ACE represents 1,800 two- and four-year colleges and universities, according to its website.

McCaskill, who was one of the senators leading the push for new regulations to combat sexual assaults in the military earlier this year, launched the survey initiative in April. In order to get an idea of how widespread sexual assaults are on college campuses — one frequently cited survey says that one in five women will be raped during her college career — McCaskill has asked 350 universities to participate in a survey that asks, among other questions, how many sexual-assault investigations they've conducted in the last five years. (You can see a sample copy of the survey here.)

Some of those schools -- though ACE would not say how many or name them -- participated in a webinar and call with the lobbying group in early May. ACE says that they were trying to lay out the process and difficulties of a congressional investigation, not warn schools against participating in the survey.

But the slides include the caution: "Surveys provide fodder for additional [congressional] investigation."

They then go on to warn colleges and universities that the potential scope of a congressional inquiry is essentially limitless. Investigations conducted by Congress, they say, are politically motivated, characterized by a "Wild West" approach "without real rules," subject to leaks to the press, and lacking safeguards for their subjects (including attorney-client privilege and right of appeal). The documents do not mention, however, that attorney-client-privilege claims are holding up the House investigation into the scandal at the Veterans Affairs Department.

The slides also advise schools that confidentiality in the survey and potential investigation process is not guaranteed, noting that members could hold press conferences on the proceedings. It also advises them to consider: "What will play well on TV?"

McCaskill has told all 350 institutions that the survey will be completely confidential and is not releasing any of the names of participating schools.

A McCaskill spokeswoman told National Journal that some of the schools involved in the survey reported that they felt they were "being warned against cooperating." The senator's office is now pointing to the ACE slides as the culprit, though they would not provide the names of any of the participating schools either.

"It was absolutely nothing we said to instruct schools to not respond to the survey. "¦ Non-cooperation would have been a bad strategy," Covington & Burling partner Robert Kelner, whose firm produced the slides, said Wednesday.

Kelner and ACE general counsel Ada Meloy both said that the odds of a school being investigated would go up significantly if they did not participate in the survey. Kelner added that it would be "foolish" not to do so. But neither could say confidently that that message was conveyed to schools on the call.

Kelner said that the assumption of the call was that schools would participate, but added that because the call was for a broad variety of schools, not a specific client, his firm would not have given any advice on the survey one way or the other. Covington & Burling provided the contact information for three of its attorneys at the end of the slideshow for any schools concerned about the legal ramifications of answering the survey and responding to future congressional inquiries.

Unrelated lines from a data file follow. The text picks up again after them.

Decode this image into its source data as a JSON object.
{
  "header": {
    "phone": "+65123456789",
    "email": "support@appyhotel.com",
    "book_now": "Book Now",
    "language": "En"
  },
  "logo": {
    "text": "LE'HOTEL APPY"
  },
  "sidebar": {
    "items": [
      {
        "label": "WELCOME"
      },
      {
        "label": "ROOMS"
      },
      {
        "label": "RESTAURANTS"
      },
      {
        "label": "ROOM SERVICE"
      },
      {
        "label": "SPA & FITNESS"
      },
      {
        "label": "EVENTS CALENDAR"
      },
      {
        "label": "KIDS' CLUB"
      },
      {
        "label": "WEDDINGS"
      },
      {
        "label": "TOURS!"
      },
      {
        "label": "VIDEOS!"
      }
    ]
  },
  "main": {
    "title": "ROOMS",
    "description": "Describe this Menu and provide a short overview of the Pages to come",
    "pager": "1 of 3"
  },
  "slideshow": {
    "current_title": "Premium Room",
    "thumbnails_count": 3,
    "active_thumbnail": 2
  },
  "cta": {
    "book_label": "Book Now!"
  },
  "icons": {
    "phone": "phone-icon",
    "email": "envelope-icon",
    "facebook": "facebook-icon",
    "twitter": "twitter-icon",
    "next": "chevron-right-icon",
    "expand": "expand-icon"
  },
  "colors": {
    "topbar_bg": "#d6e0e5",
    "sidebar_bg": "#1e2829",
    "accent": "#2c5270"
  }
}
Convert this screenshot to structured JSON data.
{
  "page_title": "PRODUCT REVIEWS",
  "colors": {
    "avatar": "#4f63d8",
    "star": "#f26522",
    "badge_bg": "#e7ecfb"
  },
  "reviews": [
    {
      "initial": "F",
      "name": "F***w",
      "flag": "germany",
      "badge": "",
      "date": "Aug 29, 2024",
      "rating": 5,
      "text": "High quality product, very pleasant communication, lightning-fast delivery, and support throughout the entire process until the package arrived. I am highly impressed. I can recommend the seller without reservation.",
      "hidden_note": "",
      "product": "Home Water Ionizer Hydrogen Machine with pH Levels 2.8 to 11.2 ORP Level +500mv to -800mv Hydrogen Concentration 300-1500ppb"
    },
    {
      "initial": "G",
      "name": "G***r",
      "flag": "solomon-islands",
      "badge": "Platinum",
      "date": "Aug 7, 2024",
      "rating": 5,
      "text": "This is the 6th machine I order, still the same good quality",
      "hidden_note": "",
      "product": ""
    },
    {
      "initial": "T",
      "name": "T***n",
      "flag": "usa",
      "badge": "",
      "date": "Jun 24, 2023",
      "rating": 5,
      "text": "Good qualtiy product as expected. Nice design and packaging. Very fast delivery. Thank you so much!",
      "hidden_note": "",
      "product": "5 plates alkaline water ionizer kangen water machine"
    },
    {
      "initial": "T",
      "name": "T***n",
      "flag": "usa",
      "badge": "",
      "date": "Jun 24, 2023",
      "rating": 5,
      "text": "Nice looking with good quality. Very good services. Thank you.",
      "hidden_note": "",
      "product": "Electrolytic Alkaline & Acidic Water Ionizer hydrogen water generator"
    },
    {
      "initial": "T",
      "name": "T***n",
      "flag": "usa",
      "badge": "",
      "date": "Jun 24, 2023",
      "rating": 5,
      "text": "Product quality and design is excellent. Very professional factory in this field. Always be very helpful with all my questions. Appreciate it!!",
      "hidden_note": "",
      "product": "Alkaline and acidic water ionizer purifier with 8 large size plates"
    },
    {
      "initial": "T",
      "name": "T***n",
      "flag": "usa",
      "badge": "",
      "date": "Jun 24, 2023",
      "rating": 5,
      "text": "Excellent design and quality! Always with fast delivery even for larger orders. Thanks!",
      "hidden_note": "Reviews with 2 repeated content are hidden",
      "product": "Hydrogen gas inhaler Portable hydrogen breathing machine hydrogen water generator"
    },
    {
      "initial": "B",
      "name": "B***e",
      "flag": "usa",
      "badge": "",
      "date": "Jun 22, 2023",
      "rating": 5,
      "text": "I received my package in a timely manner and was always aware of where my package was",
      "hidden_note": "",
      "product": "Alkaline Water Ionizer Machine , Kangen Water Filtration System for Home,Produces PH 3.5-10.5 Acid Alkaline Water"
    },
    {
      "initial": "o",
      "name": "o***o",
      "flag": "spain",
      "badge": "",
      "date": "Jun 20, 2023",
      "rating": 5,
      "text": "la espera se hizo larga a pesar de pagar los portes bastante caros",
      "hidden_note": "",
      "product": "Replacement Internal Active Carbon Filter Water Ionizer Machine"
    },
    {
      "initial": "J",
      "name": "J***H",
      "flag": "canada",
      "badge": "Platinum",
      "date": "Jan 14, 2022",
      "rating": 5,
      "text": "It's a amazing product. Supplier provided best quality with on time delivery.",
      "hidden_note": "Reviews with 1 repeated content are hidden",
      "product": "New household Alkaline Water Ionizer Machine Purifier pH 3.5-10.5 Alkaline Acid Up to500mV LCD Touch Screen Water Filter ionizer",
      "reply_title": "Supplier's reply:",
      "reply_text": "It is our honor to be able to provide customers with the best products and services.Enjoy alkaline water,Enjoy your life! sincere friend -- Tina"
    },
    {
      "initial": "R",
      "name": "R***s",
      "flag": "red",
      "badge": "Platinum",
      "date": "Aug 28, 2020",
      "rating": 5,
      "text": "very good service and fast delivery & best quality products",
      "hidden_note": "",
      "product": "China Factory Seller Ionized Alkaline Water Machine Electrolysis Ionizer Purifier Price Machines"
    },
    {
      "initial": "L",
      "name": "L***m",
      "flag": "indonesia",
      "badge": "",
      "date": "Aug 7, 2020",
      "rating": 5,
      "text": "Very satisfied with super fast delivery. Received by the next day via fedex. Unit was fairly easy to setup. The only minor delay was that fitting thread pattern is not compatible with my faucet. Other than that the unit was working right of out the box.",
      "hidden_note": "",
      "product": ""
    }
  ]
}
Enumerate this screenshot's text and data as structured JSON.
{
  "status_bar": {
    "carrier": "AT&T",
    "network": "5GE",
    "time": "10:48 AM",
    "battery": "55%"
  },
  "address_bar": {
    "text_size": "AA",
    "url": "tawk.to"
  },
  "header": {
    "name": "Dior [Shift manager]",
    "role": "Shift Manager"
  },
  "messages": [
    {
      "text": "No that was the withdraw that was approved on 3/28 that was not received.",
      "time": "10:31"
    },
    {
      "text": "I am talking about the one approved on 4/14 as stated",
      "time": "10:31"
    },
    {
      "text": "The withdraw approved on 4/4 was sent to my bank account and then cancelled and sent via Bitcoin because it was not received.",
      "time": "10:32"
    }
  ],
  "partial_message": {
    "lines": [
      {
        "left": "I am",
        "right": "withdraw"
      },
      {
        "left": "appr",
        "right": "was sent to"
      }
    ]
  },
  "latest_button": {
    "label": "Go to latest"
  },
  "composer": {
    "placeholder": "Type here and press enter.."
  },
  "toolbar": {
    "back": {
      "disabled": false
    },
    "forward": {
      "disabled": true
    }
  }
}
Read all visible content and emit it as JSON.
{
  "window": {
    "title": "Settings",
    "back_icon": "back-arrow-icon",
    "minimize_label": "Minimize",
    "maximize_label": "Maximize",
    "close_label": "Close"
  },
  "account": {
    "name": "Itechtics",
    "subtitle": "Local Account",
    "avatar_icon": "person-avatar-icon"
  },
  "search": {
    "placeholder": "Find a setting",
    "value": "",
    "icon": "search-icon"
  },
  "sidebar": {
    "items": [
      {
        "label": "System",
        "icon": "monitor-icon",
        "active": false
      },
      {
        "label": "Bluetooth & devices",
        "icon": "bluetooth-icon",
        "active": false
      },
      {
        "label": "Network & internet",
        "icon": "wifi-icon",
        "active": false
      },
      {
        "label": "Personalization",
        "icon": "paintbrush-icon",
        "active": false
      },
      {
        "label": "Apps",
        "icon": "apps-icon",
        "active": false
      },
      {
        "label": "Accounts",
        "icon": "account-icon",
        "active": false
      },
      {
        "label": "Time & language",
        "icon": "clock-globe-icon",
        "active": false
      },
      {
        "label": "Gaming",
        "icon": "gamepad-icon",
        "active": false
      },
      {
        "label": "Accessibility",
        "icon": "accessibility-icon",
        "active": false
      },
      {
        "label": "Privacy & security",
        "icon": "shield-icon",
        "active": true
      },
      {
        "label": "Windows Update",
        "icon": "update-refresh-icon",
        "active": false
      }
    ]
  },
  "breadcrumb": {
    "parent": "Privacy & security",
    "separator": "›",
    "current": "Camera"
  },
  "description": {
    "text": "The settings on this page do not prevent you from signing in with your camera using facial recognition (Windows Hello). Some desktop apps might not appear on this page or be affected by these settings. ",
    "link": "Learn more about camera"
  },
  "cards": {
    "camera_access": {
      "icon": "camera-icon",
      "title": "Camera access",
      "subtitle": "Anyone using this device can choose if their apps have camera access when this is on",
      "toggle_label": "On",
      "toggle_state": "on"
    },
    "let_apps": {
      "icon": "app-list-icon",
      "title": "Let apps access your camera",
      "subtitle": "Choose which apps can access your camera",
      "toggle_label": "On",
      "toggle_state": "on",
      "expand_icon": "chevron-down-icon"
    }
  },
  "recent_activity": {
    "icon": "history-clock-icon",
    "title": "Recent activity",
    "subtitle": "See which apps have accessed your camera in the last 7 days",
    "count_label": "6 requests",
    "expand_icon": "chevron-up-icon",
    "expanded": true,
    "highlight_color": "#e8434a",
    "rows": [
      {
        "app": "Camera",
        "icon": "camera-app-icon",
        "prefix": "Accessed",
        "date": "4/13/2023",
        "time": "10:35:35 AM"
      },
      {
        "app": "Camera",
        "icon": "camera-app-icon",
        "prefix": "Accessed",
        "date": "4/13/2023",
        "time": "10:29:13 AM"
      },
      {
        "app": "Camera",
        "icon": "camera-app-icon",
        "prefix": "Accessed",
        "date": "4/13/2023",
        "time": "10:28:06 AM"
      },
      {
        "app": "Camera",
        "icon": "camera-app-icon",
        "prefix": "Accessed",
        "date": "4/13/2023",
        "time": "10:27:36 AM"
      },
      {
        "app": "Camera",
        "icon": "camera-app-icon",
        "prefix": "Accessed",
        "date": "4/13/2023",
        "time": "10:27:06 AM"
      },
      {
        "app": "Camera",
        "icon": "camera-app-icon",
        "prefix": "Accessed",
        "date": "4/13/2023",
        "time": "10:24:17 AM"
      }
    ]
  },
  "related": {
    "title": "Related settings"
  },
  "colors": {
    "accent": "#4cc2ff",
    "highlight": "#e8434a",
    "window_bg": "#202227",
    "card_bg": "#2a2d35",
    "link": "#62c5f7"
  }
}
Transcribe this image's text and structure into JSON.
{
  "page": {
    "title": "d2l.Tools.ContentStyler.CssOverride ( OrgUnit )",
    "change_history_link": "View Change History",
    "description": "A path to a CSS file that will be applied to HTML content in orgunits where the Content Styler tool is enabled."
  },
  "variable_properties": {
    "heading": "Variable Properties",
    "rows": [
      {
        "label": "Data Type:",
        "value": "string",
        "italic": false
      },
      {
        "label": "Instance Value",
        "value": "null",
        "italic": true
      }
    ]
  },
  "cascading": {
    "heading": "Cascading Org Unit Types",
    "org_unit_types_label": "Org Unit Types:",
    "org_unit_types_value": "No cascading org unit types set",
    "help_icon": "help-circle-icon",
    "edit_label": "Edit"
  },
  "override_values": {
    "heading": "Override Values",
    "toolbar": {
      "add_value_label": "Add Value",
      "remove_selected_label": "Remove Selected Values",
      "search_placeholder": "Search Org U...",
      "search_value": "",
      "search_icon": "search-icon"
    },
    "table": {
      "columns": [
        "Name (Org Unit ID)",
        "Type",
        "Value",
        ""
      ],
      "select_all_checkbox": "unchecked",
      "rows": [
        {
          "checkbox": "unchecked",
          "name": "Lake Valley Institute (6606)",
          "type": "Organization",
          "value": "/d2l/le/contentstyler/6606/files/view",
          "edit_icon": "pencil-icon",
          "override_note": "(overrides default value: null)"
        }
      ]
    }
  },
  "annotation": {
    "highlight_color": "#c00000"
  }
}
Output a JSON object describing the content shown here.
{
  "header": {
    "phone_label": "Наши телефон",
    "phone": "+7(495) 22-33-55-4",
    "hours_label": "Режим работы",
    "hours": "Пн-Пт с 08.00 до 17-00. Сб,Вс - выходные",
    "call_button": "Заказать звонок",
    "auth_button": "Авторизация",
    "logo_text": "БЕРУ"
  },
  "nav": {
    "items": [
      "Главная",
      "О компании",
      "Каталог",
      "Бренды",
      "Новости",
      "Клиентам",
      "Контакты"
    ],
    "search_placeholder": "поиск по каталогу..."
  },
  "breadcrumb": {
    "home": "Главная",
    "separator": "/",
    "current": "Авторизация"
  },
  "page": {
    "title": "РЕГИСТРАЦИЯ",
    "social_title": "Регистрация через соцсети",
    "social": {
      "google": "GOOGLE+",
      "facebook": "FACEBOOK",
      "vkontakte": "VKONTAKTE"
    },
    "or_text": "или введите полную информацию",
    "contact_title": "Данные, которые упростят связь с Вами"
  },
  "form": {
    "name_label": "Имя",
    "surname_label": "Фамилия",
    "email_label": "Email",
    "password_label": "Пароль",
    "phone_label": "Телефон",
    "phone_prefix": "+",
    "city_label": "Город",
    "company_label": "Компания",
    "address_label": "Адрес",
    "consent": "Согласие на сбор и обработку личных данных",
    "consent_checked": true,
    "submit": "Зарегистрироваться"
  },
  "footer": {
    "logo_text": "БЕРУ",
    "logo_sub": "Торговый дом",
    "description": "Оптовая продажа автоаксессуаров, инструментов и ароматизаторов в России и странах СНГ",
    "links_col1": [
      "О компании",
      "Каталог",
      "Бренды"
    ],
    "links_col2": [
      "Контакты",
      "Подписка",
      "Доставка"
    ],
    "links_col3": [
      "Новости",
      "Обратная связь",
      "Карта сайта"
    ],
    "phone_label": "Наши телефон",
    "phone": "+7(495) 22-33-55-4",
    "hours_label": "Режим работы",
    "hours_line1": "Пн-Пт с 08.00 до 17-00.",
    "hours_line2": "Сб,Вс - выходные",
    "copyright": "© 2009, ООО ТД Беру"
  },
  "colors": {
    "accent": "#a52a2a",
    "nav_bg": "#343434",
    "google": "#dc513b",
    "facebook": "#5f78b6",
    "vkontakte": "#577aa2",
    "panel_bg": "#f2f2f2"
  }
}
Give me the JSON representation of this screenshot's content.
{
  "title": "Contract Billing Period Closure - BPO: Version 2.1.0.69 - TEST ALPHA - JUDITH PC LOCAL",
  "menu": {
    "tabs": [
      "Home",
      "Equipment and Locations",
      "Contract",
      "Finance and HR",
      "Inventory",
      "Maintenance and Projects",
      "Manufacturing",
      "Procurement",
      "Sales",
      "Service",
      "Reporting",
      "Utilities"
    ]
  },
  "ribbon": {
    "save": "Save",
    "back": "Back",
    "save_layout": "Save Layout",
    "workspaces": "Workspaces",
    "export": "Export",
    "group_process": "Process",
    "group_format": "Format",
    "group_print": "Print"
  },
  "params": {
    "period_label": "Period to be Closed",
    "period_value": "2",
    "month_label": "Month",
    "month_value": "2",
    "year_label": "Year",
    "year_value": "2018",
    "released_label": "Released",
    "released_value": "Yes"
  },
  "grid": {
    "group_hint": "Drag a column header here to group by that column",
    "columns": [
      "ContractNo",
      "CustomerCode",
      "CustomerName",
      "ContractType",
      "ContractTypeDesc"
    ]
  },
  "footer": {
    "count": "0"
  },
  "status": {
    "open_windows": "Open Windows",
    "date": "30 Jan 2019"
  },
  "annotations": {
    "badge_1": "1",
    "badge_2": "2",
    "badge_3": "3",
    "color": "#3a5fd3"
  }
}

"We'd certainly hope moving forward that ACE will be more willing to work productively with us and its member institutions to help combat sexual assault on our college campuses," McCaskill spokeswoman Sarah Feldman said in a statement.

Meloy said that her group is happy to continue working with McCaskill on reducing sexual assaults on college campuses. "We certainly are aligned with her in that desire and we've given her several options of opportunities to get her message to our member organizations," Meloy said.

This post was updated at 6:45 p.m. Wednesday with further comments from ACE and Covington & Burling.